Guest post from Tom, talking about the hops.
Back in March I built four planters for our back patio, with a plan to grow some hops and possibly provide some shade. I got some Cascade hops rhizomes from Ruby at the Institute of Urban Homesteading, and ordered more Cascade, Northern Brewer, and Centennial rhizomes online.
All of the rhizomes have produced a fair amount of growth in their first year. I think we were all a little dubious when we saw exactly how tall our 10' electrical conduit trellis is, but earlier in the spring the hops were growing prodigiously, with the Cascade ordered online winning the race to the top.
Since then, things have been a little more mixed. So far, we've gotten hop cones just from that one Cascade planter. I keep looking at the other plants to see if I can see beginning signs of cones, but so far, no dice.

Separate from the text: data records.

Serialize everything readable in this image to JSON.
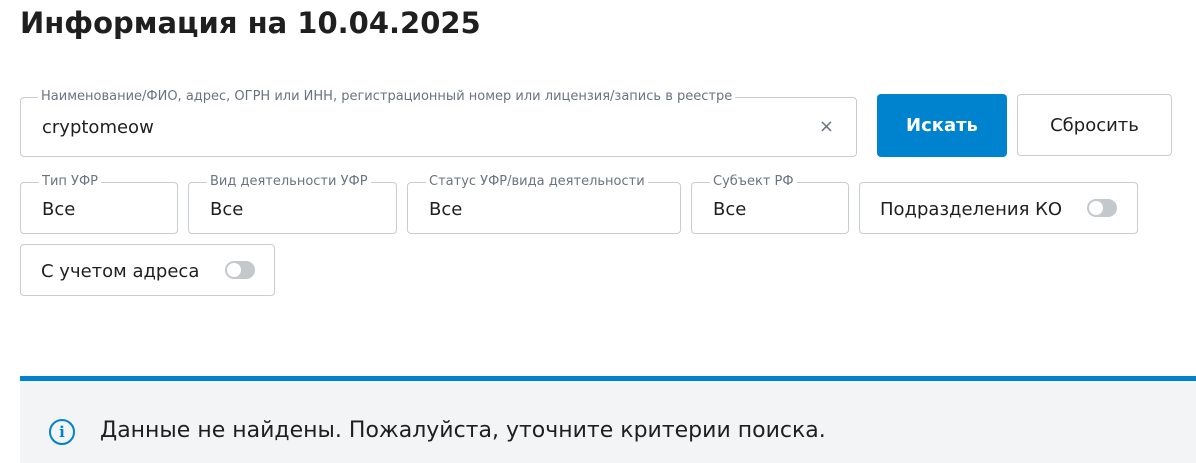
{
  "page": {
    "title": "Информация на 10.04.2025"
  },
  "search": {
    "label": "Наименование/ФИО, адрес, ОГРН или ИНН, регистрационный номер или лицензия/запись в реестре",
    "value": "cryptomeow",
    "clear_glyph": "×",
    "search_button": "Искать",
    "reset_button": "Сбросить"
  },
  "filters": {
    "type": {
      "label": "Тип УФР",
      "value": "Все"
    },
    "activity": {
      "label": "Вид деятельности УФР",
      "value": "Все"
    },
    "status": {
      "label": "Статус УФР/вида деятельности",
      "value": "Все"
    },
    "subject": {
      "label": "Субъект РФ",
      "value": "Все"
    }
  },
  "toggles": {
    "ko_divisions": {
      "label": "Подразделения КО",
      "on": false
    },
    "with_address": {
      "label": "С учетом адреса",
      "on": false
    }
  },
  "notice": {
    "icon": "info-icon",
    "icon_glyph": "i",
    "text": "Данные не найдены. Пожалуйста, уточните критерии поиска."
  },
  "colors": {
    "accent": "#0083cf",
    "border": "#c8cdd3",
    "notice_bg": "#f3f4f5",
    "switch_off": "#c4c8cd"
  }
}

Then, about two weeks ago, we had a prolonged hot spell, and that almost did in some of the plants. A lot of newer growth withered on the vine in what seemed like a matter of hours, and it was fairly upsetting. We've done some profuse watering and significant pruning since then, and the plants are looking better now, but we lost a lot of growth.
Many of the hop cones on the Cascade plants dried up in this hot spell, so I went ahead and harvested a bunch. You're supposed to dry out the cones before storing them, but these had pretty much dried out with that hot spell, so i just put them into a ziploc bag and put them in the freezer. It took a lot of cones to come up with an ounce (a standard 5-gallon batch of beer will take anywhere between 3 and 7 ounces). I think I'll try using them in my next batch. They smell right, but given the hot spell, I'm not sure if they should have been more fragrant. We've still got some cones growing, so I'm hoping for another harvest at some point.
While we did get plants up and over the 10' trellis, from a shade perspective, the plants did not grow enough to provide sufficient shade by the time we got summer heat.
While I'm hopeful to get more growth and cones this year, I'm already looking forward to a few things I'll try differently next year:
- While it's hard, I think I need to be more aggressive in pruning some of the early growth. I really should have trimmed down to just 1-2 vines per rhizome, but I didn't. I think we'd get taller and more robust growth with more aggressive pruning. The parts of the vines that really got hit with the hot spell were the newer, thinner growth.
- Because the rhizomes are growing in planters and not in the ground, I think they're more susceptible to heat and evaporative losses. Mulching the planters early would have helped with that.
- I drew up plans for a wooden arbor that uses the planters as anchors, but then decided that it was too costly a project to undertake this year. Having an arbor like this, with vines growing up, would look nice and provide the shade we need.